Not to be outdone by the personal flair of his daughters’ bedrooms, the husband opted for his very own personalized room, one which out-colors the rest. “So, this right here is not indicative of the rest of the house. This is her making a concession with her husband,” laughs Thomas, revealing the “hunting room.” Mimicking an old castle-style hunting lodge, the walls are filled to the brim with taxidermy game—a myriad of stately bucks, a Standard Bronze turkey, and even a mountain lion. The paneled roof opens up the moody room dominated by the grayish navy blue of the walls, and the deep blue of the velvet curtains. The space still holds elegance, accentuated by a large earth-toned Persian rug, two tan leather sofas, and three industrial orb pendants hanging from the ceiling. This nestled lair is clearly a gentleman’s hideaway.
“And there’s a whole back patio,” enthuses Thomas. A wood pergola casts a shade on another custom-wood table with industrial distressed metal legs and custom-wood benches. Hanging ferns add to the natural, relaxed ambiance while chic light fixtures keep the interior’s theme alive in the open space lined with Chicago brick flooring. The view is a canvas of green and the blue sky peeking between the far-off line of trees.

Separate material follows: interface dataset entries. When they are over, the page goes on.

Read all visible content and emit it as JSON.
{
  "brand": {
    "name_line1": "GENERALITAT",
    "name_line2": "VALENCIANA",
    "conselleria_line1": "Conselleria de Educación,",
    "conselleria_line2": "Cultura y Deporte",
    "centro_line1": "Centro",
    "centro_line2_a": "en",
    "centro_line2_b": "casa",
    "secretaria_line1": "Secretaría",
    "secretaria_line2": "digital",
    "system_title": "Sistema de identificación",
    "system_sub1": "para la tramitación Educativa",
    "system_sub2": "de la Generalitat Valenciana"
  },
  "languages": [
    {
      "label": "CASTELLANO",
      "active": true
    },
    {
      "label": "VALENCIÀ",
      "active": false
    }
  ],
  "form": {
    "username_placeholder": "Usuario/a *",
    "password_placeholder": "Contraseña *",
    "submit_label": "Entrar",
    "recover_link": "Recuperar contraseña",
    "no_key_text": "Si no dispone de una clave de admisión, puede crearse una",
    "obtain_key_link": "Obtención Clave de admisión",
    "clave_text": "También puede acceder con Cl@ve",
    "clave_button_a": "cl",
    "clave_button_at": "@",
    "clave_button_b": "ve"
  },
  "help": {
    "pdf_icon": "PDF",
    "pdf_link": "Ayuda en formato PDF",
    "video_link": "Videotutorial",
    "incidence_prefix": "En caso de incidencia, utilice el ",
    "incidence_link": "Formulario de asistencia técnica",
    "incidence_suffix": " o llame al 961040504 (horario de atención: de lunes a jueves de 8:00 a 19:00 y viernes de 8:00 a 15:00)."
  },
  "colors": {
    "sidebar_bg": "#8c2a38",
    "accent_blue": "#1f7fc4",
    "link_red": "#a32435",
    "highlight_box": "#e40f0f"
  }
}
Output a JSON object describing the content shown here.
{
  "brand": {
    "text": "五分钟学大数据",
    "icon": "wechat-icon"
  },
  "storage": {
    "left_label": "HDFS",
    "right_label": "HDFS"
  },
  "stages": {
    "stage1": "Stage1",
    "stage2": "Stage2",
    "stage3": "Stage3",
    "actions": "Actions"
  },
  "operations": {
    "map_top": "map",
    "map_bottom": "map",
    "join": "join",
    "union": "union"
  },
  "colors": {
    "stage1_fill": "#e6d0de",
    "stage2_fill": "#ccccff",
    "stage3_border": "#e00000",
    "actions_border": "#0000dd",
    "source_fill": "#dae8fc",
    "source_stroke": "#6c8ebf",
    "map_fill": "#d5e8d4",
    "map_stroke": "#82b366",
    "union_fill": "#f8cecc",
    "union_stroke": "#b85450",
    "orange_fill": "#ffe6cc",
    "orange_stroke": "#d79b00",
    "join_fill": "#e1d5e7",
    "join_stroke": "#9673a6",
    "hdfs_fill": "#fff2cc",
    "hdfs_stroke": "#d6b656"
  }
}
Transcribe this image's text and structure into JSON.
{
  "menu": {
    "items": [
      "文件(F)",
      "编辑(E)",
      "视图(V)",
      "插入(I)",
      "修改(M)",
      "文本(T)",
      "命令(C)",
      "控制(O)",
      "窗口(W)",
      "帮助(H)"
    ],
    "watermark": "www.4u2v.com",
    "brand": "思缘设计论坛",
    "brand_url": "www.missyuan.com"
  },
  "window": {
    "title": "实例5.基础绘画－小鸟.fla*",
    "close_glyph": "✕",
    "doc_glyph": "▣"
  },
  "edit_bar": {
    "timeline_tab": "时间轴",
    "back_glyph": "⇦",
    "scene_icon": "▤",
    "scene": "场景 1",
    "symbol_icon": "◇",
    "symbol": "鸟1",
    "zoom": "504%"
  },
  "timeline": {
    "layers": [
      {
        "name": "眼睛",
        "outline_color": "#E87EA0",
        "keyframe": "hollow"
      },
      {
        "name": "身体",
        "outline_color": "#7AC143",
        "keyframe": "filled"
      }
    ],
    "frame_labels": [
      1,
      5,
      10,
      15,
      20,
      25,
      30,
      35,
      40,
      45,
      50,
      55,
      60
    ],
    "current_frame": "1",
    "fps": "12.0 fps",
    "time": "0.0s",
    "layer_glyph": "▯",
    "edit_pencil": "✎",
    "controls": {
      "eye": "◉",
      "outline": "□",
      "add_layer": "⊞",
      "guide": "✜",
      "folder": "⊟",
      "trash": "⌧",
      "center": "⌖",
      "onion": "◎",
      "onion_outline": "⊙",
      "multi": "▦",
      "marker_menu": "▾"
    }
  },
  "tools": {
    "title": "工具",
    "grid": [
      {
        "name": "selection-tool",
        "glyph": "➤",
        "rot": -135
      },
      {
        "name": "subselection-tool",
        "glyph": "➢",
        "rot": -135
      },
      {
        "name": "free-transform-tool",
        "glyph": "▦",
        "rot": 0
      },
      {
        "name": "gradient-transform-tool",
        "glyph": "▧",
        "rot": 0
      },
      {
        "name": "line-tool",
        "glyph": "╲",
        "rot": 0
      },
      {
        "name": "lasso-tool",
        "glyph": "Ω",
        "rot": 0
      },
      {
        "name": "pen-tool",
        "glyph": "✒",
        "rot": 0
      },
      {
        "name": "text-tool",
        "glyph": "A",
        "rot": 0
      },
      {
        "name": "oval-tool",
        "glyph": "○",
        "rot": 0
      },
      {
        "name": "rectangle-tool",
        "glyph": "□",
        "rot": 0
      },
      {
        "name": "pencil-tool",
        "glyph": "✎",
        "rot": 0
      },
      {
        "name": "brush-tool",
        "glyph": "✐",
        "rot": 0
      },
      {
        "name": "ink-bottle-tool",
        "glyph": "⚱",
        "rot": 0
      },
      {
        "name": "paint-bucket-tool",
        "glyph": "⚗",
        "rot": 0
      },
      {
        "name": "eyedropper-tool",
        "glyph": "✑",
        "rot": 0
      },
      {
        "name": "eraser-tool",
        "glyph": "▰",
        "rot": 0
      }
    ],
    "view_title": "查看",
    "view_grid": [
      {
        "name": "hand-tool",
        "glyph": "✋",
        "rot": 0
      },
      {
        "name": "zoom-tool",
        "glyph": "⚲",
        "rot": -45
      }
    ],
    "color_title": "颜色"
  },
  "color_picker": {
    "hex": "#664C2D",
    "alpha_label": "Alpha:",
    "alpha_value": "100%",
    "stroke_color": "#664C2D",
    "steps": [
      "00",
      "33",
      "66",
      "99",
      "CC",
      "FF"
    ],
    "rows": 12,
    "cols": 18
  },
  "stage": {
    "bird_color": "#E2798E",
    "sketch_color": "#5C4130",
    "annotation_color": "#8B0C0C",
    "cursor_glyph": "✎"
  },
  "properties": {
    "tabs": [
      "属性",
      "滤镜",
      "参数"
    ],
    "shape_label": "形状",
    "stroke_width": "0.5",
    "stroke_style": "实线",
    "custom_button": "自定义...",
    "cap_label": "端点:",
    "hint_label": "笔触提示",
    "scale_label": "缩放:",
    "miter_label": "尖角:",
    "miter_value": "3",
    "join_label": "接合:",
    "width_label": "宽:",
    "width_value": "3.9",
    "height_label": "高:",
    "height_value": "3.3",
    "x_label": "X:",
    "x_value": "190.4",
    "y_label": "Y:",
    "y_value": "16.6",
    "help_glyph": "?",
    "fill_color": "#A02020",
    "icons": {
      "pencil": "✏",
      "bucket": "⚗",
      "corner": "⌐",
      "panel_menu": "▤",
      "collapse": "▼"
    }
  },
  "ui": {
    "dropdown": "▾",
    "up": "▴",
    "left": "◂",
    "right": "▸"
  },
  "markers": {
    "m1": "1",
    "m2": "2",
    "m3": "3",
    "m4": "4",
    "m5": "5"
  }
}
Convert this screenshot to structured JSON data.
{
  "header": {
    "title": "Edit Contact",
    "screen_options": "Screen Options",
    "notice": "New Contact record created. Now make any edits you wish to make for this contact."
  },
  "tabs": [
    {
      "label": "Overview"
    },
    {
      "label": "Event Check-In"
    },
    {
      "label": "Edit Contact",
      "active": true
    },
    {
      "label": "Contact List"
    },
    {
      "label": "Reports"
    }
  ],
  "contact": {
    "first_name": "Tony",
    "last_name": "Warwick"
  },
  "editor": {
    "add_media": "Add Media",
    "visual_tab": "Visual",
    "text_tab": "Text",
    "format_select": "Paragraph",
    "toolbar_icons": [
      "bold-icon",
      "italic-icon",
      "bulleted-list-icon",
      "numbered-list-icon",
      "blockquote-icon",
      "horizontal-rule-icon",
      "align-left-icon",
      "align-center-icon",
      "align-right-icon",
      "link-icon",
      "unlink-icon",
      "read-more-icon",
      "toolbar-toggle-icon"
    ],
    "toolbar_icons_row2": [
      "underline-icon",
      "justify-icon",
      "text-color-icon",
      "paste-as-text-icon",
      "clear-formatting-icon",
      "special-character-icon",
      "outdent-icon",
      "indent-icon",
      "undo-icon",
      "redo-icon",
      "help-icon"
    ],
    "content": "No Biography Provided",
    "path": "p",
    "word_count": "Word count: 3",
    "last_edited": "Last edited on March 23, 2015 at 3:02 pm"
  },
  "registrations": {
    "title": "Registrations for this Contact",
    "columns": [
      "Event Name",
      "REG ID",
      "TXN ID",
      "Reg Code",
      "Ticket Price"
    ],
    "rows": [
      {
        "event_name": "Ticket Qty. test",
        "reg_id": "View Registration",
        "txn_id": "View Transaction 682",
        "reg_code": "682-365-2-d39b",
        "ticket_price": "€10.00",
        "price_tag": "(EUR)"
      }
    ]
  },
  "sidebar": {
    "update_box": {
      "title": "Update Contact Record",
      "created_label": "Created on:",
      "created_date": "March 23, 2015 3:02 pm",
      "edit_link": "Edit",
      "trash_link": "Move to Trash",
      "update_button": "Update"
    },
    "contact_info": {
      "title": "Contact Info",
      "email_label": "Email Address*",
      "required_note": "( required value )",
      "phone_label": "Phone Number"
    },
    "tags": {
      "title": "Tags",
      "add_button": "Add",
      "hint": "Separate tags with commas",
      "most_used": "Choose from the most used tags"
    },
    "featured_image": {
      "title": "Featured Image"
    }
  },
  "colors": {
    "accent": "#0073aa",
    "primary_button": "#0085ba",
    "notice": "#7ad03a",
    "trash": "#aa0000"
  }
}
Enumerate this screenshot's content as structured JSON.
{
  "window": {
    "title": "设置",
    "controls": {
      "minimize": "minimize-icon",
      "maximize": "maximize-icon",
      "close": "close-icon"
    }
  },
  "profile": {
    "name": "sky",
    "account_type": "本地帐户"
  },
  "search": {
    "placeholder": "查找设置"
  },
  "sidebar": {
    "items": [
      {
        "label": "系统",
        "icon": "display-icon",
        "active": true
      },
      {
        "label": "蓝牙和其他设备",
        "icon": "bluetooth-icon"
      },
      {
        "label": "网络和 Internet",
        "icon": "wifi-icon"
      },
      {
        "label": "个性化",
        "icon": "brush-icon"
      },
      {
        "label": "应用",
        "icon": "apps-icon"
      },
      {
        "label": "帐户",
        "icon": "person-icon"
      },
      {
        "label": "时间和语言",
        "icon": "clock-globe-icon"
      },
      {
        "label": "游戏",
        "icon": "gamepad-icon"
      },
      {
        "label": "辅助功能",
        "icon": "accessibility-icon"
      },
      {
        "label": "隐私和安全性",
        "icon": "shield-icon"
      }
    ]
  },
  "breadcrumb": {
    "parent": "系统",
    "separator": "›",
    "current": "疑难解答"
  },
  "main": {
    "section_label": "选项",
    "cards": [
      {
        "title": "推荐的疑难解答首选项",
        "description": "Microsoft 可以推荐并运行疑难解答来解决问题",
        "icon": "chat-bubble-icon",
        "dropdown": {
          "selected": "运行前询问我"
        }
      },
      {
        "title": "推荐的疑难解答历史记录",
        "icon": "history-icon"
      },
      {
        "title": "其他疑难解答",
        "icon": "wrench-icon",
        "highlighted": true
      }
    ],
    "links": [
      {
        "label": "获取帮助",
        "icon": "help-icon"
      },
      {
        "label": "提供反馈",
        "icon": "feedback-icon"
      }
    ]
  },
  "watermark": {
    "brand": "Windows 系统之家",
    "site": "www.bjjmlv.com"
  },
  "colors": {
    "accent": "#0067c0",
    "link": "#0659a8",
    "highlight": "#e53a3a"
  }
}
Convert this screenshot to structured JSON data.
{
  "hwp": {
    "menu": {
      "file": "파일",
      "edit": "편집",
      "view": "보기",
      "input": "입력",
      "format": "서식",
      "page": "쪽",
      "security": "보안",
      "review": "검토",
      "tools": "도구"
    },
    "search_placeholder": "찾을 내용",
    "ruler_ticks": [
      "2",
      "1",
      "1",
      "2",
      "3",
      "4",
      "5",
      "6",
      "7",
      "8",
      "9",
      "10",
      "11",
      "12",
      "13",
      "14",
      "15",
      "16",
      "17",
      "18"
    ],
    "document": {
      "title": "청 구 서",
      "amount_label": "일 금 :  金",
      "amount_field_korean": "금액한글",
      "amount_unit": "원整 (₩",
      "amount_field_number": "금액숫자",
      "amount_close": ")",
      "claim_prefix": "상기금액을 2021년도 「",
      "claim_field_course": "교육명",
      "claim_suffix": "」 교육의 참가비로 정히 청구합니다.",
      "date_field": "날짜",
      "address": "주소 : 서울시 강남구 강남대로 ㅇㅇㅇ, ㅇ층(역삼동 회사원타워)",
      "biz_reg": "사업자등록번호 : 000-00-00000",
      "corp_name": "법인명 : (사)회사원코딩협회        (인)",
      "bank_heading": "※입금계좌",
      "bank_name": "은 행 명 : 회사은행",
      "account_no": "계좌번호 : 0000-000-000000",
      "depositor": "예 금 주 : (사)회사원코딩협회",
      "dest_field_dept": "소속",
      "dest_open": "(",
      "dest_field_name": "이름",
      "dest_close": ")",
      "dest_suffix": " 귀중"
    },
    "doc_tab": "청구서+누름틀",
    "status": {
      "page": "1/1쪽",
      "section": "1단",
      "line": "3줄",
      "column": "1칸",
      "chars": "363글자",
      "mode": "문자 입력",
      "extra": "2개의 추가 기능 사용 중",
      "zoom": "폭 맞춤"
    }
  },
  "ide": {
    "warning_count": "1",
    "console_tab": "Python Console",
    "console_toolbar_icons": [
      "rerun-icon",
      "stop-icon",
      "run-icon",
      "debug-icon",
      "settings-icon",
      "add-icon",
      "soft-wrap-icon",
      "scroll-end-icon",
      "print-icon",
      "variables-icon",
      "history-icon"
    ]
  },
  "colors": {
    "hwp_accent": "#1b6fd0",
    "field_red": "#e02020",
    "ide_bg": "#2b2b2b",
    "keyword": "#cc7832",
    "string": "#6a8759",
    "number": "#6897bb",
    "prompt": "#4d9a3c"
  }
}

Reflecting on the space, Thomas admits that a “touch of rustic and a splash of glam” is hard to attain, especially considering the romantic sentimentality of the exterior of the house, but as she and the homeowner learned, with balance, cohesion is possible. “It made me realize that all the things that I love can be brought together, you know, and complement each other,” says the homeowner, visibly delighted with the results and adding, “There is a way to bring the old in and pair it with the new and have all the things you like without having to sacrifice.” The perks of hiring a professional like Thomas can be found in their ability to find pieces through their sources and vendors that match a client’s exact vision. A home shouldn’t feel like a museum, says Thomas. “It shouldn’t feel like this is just a gallery. This should feel like your home with all of your favorite sentimental things. And there is a way to do that.”
Fabulous Fabric: Holly Richard Bedding and Drapes
M&M Cabinets: Robert Holley (all cabinetry)
Glass Works: Brian Blaylock (all custom antiqued mirror creations/shower/glass doors)
Southern Bath & Kitchen: Amanda McCoy (faucets and plumbing fixtures)
Custom Design Center: Melody Sullivan & Mary Francis Siggers (flooring and tile)
First Choice: Jariel Herrera (marble countertops in kitchen and baths)
Ouachita Antique Woods: Kyle Snellenburger (custom 10’ long kitchen and outdoor table)
Walsworth & Co.: Patty Fuller & Karen Branham (furniture in bedroom with
patterned molding on white wall)
Traditions on Trenton: Pam Wood & Melanie Liles (antique sourced sundials & trumeau mirror in living area)
Knotted Mercantile: Stephanie LaSuzzo (rug in blue/animal room)